Having these rather general facts in mind we recognise that we will not generate our therapy concept merely from the anatomy of the single muscle. Do we want to influence function complexes of the musculature it is advisable to think in function complexes as well. (In this connection we are reminded at the nomenclature muscle-"function"-therapy whereas "function" is, as well, referring to the kind of disorder as to the methodology of the therapy and further more it should influence the categorisation as is done in the complex Diagnostic Exercises .).

Within the discussion about some basics the question might be put whether there principally are too long or too short lips or whether this phenomenon in many cases just is the result of a long-term existing dystonia within a special synergistic constellation of the musculature. Or, whether the "too big tongue" simply embodies an over trained mass of muscle.

Especially with the musculature around the mouth slit (rima oris) , the perioral mm. it is getting quite complex.

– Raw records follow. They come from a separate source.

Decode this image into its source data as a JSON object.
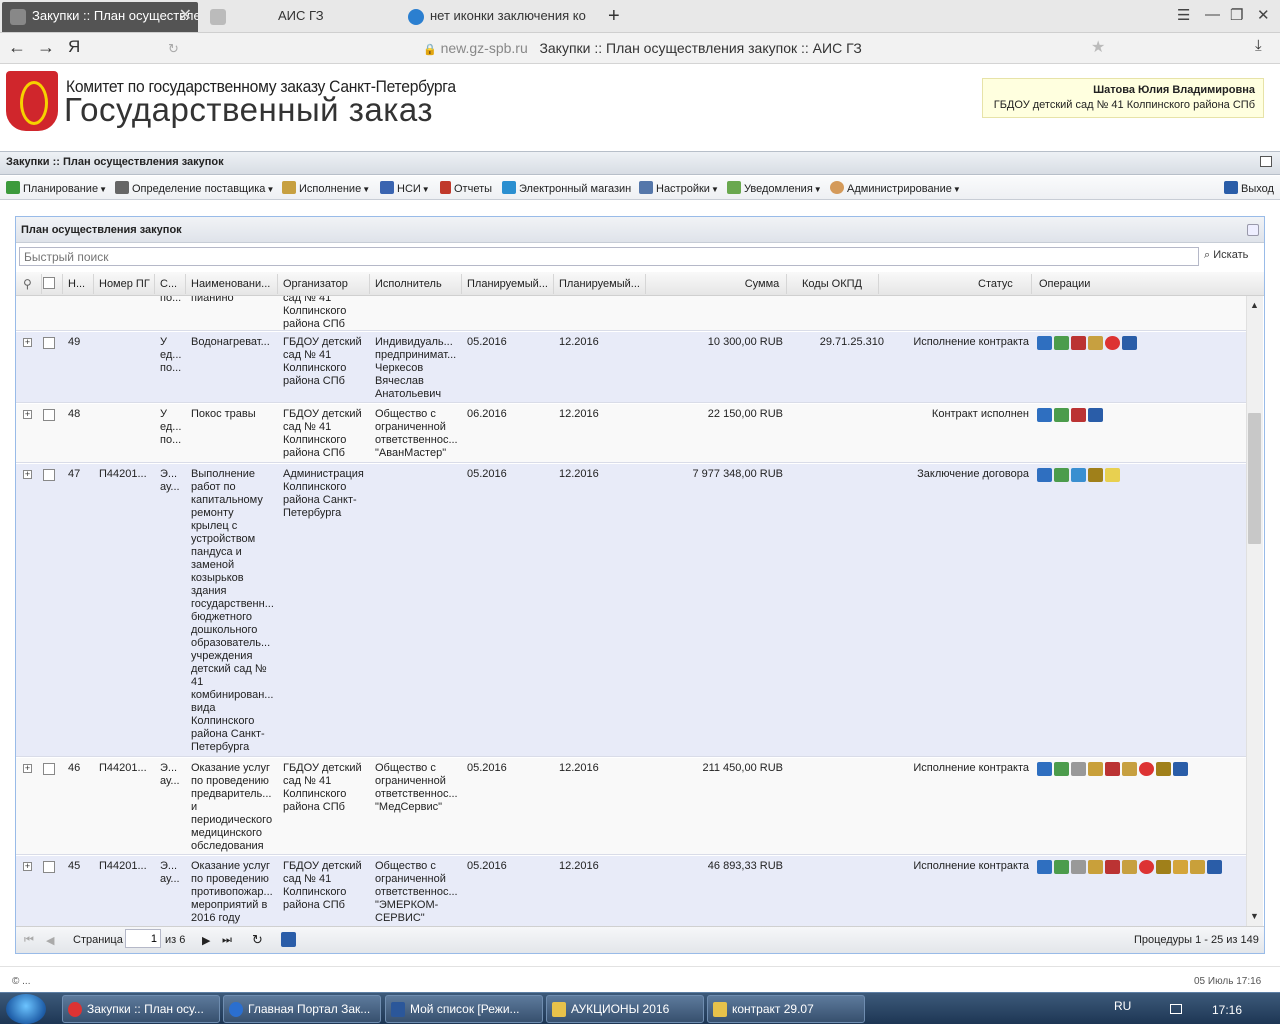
{
  "browser": {
    "tabs": [
      {
        "title": "Закупки :: План осуществле",
        "active": true
      },
      {
        "title": "АИС ГЗ",
        "active": false
      },
      {
        "title": "нет иконки заключения ко",
        "active": false
      }
    ],
    "new_tab": "+",
    "url_host": "new.gz-spb.ru",
    "url_title": "Закупки :: План осуществления закупок :: АИС ГЗ"
  },
  "header": {
    "org_line": "Комитет по государственному заказу Санкт-Петербурга",
    "site_name": "Государственный заказ",
    "user_name": "Шатова Юлия Владимировна",
    "user_org": "ГБДОУ детский сад № 41 Колпинского района СПб"
  },
  "app": {
    "title": "Закупки :: План осуществления закупок",
    "menu": [
      {
        "label": "Планирование",
        "dd": true,
        "icon_color": "#3c9a3c"
      },
      {
        "label": "Определение поставщика",
        "dd": true,
        "icon_color": "#666666"
      },
      {
        "label": "Исполнение",
        "dd": true,
        "icon_color": "#c7a040"
      },
      {
        "label": "НСИ",
        "dd": true,
        "icon_color": "#3a64b0"
      },
      {
        "label": "Отчеты",
        "dd": false,
        "icon_color": "#c0392b"
      },
      {
        "label": "Электронный магазин",
        "dd": false,
        "icon_color": "#2b8fd0"
      },
      {
        "label": "Настройки",
        "dd": true,
        "icon_color": "#5577aa"
      },
      {
        "label": "Уведомления",
        "dd": true,
        "icon_color": "#6aa84f"
      },
      {
        "label": "Администрирование",
        "dd": true,
        "icon_color": "#d49a5a"
      }
    ],
    "logout": "Выход"
  },
  "panel": {
    "title": "План осуществления закупок",
    "search_placeholder": "Быстрый поиск",
    "search_button": "Искать",
    "columns": [
      "Н...",
      "Номер ПГ",
      "С...",
      "Наименовани...",
      "Организатор",
      "Исполнитель",
      "Планируемый...",
      "Планируемый...",
      "Сумма",
      "Коды ОКПД",
      "Статус",
      "Операции"
    ],
    "rows": [
      {
        "n": "",
        "pg": "",
        "s": "по...",
        "name": "пианино",
        "org": "сад № 41\nКолпинского\nрайона СПб",
        "exec": "",
        "p1": "",
        "p2": "",
        "sum": "",
        "okpd": "",
        "status": "",
        "ops": []
      },
      {
        "n": "49",
        "pg": "",
        "s": "У\nед...\nпо...",
        "name": "Водонагреват...",
        "org": "ГБДОУ детский\nсад № 41\nКолпинского\nрайона СПб",
        "exec": "Индивидуаль...\nпредпринимат...\nЧеркесов\nВячеслав\nАнатольевич",
        "p1": "05.2016",
        "p2": "12.2016",
        "sum": "10 300,00 RUB",
        "okpd": "29.71.25.310",
        "status": "Исполнение контракта",
        "ops": [
          "#2f6fc0",
          "#4c9c4c",
          "#b33",
          "#c7a040",
          "#d33",
          "#2a5da8"
        ]
      },
      {
        "n": "48",
        "pg": "",
        "s": "У\nед...\nпо...",
        "name": "Покос травы",
        "org": "ГБДОУ детский\nсад № 41\nКолпинского\nрайона СПб",
        "exec": "Общество с\nограниченной\nответственнос...\n\"АванМастер\"",
        "p1": "06.2016",
        "p2": "12.2016",
        "sum": "22 150,00 RUB",
        "okpd": "",
        "status": "Контракт исполнен",
        "ops": [
          "#2f6fc0",
          "#4c9c4c",
          "#b33",
          "#2a5da8"
        ]
      },
      {
        "n": "47",
        "pg": "П44201...",
        "s": "Э...\nау...",
        "name": "Выполнение\nработ по\nкапитальному\nремонту\nкрылец с\nустройством\nпандуса и\nзаменой\nкозырьков\nздания\nгосударственн...\nбюджетного\nдошкольного\nобразователь...\nучреждения\nдетский сад №\n41\nкомбинирован...\nвида\nКолпинского\nрайона Санкт-\nПетербурга",
        "org": "Администрация\nКолпинского\nрайона Санкт-\nПетербурга",
        "exec": "",
        "p1": "05.2016",
        "p2": "12.2016",
        "sum": "7 977 348,00 RUB",
        "okpd": "",
        "status": "Заключение договора",
        "ops": [
          "#2f6fc0",
          "#4c9c4c",
          "#3a8fd0",
          "#a0801a",
          "#e8d050"
        ]
      },
      {
        "n": "46",
        "pg": "П44201...",
        "s": "Э...\nау...",
        "name": "Оказание услуг\nпо проведению\nпредваритель...\nи\nпериодического\nмедицинского\nобследования",
        "org": "ГБДОУ детский\nсад № 41\nКолпинского\nрайона СПб",
        "exec": "Общество с\nограниченной\nответственнос...\n\"МедСервис\"",
        "p1": "05.2016",
        "p2": "12.2016",
        "sum": "211 450,00 RUB",
        "okpd": "",
        "status": "Исполнение контракта",
        "ops": [
          "#2f6fc0",
          "#4c9c4c",
          "#999",
          "#c9a03a",
          "#b33",
          "#c7a040",
          "#d33",
          "#a0801a",
          "#2a5da8"
        ]
      },
      {
        "n": "45",
        "pg": "П44201...",
        "s": "Э...\nау...",
        "name": "Оказание услуг\nпо проведению\nпротивопожар...\nмероприятий в\n2016 году",
        "org": "ГБДОУ детский\nсад № 41\nКолпинского\nрайона СПб",
        "exec": "Общество с\nограниченной\nответственнос...\n\"ЭМЕРКОМ-\nСЕРВИС\"",
        "p1": "05.2016",
        "p2": "12.2016",
        "sum": "46 893,33 RUB",
        "okpd": "",
        "status": "Исполнение контракта",
        "ops": [
          "#2f6fc0",
          "#4c9c4c",
          "#999",
          "#c9a03a",
          "#b33",
          "#c7a040",
          "#d33",
          "#a0801a",
          "#d4a53a",
          "#c9a03a",
          "#2a5da8"
        ]
      }
    ],
    "pager": {
      "page_label": "Страница",
      "page": "1",
      "of_label": "из 6",
      "summary": "Процедуры 1 - 25 из 149"
    }
  },
  "footer": {
    "left": "© ...",
    "right": "05 Июль 17:16"
  },
  "taskbar": {
    "tasks": [
      {
        "label": "Закупки :: План осу...",
        "icon_color": "#d33"
      },
      {
        "label": "Главная Портал Зак...",
        "icon_color": "#2b6fd0"
      },
      {
        "label": "Мой список [Режи...",
        "icon_color": "#2b579a"
      },
      {
        "label": "АУКЦИОНЫ 2016",
        "icon_color": "#e8c24a"
      },
      {
        "label": "контракт 29.07",
        "icon_color": "#e8c24a"
      }
    ],
    "lang": "RU",
    "clock": "17:16"
  }
}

In a coarse chart we would find the ring muscle (which, more precisely,  forms a ring of muscle fibres and tendons "inscriptions“ consisting of two upper quarters and one lower half)  (and which is functionally composed of an inner, a medial and an outer ring - in this connection see the chain of exercises ,O’, CHERRYMOUTH, TRUNK ).  If we try to fine-analyze the ultrafine motor functions of the mouth slit the conception of the muscle functions is getting somewhat complex. The finer the motor function is to be reigned the higher differentiated is the interaction of synergist/antagonist which we see in the whole orofacial musculature. When taking the mouth slit as an example we firstly recognise agonists being anatomically twirled up into each other but as well the clear cut pull and counter traction: The circular ring muscle contracts the mouth slit  centripetally 7 the radial fibre tracks pull it apart centrifugally. The latter, though, happens in ultrafine motor function as, here, fibre tracks are running crosswise or work antagonistically laying at the same site (M. Depressor labii inferioris and Musculus Mentalis).

These facts sometimes might raise an impression of inconsistency in a description about muscle tracks and their functions. At a closer look, though, it shows that only the grouping or the function complex is seen differently.   Generally the author attempts in the description presented to draw the reader a picture of the functional structuring of the musculature.

But it is just this last point that is supposed to help us on with our contemplations. Practical use can only derive from this schematically picture of the single muscles from watching the reflex paths. In the utilization "Therapy", finally, the exercises are shaped to effect on visibly disturbed relax courses.

We should keep these considerations in our minds when we try to define the effect of a single muscle without forgetting its effect to the whole organism. Complications might still arise from the fact that the function of some muscles effects more than just moving body parts. Some muscle accomplish "under cover" tasks as, for example the m. Veli palatini which is co-responsible for keeping open the Tuba eustachica, or the m. Omohyoideus leading in into the carotis sheath practically controlling the blood supply of the head.

Summing up:

From the view upon the whole individual and for the perception of the reflex courses and synergisms we must not only know and understand our own field but our observations will have to go farther. This requires a well-structured classification for a better perception. We will choose the borders of our areas in the well known classification discussing it group by group

To illustrate the site of the muscle a respective sketch will be added. Within the main area on one half of the face the single muscle is depicted while on the other an arrow points out the pulling direction puff the muscle with contraction. After this map-kind part of each chapter a descriptive part follows structured in general for each area as follows:

Discussion of the Physiology of the Musculature

Muscular Specifics

Muscular Faulty Actions